=== DATASET CONTENT ===

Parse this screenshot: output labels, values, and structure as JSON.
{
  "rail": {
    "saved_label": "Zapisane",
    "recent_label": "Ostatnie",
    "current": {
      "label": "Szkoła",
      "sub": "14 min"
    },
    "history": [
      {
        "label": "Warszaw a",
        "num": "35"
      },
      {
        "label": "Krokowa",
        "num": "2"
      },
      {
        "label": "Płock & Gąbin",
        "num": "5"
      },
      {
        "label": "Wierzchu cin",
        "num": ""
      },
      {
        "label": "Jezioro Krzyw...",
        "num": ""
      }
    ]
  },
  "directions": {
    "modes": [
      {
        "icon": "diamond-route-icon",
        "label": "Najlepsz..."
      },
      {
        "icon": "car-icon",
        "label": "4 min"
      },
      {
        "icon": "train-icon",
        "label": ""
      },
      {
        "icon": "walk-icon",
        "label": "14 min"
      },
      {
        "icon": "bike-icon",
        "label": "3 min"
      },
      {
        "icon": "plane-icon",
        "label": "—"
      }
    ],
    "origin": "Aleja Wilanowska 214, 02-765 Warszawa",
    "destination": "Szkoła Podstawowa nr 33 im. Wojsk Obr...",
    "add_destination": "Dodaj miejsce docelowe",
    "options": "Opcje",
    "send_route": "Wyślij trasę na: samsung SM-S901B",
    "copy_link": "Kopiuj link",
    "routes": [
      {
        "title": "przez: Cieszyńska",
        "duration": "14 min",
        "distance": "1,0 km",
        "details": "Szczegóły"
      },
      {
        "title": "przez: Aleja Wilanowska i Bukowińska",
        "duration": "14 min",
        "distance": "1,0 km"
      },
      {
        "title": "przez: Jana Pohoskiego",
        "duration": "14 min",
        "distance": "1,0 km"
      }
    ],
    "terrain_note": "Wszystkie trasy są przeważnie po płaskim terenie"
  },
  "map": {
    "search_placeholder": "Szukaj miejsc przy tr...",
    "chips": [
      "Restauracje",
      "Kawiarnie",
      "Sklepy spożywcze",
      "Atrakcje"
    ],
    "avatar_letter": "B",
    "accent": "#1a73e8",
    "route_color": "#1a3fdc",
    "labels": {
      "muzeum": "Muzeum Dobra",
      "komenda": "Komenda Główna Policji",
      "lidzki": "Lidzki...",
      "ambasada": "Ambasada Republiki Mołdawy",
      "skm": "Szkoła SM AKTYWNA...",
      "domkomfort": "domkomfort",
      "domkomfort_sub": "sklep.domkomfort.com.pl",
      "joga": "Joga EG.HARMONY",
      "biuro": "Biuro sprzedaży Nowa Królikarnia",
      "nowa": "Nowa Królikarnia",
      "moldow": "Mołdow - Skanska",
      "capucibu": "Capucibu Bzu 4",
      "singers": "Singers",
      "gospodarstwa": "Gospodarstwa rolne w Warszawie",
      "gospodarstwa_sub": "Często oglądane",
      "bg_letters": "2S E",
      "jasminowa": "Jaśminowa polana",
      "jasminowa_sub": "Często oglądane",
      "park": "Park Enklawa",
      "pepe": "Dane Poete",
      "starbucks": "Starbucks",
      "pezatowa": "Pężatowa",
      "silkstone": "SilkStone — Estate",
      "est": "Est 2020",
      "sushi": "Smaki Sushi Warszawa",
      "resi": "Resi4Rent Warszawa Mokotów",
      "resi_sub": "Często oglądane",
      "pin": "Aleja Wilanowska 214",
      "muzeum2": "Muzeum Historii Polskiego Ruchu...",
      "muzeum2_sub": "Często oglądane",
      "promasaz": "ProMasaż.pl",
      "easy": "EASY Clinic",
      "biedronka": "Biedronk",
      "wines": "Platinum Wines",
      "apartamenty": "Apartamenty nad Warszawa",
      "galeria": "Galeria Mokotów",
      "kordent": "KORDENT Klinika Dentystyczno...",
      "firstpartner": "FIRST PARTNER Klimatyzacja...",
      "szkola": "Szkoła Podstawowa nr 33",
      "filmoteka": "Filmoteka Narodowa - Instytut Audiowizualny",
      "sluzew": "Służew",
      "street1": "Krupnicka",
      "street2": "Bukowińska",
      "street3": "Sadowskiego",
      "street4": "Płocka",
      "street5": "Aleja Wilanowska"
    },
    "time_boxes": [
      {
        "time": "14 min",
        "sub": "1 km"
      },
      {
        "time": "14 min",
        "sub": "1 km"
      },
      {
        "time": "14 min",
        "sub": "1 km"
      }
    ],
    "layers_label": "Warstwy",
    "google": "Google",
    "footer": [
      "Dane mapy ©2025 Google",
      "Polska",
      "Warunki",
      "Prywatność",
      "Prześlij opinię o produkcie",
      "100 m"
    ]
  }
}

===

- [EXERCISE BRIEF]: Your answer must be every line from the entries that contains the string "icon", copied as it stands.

- [RESPONSE TO THIS EXERCISE]:
        "icon": "diamond-route-icon",
        "icon": "car-icon",
        "icon": "train-icon",
        "icon": "walk-icon",
        "icon": "bike-icon",
        "icon": "plane-icon",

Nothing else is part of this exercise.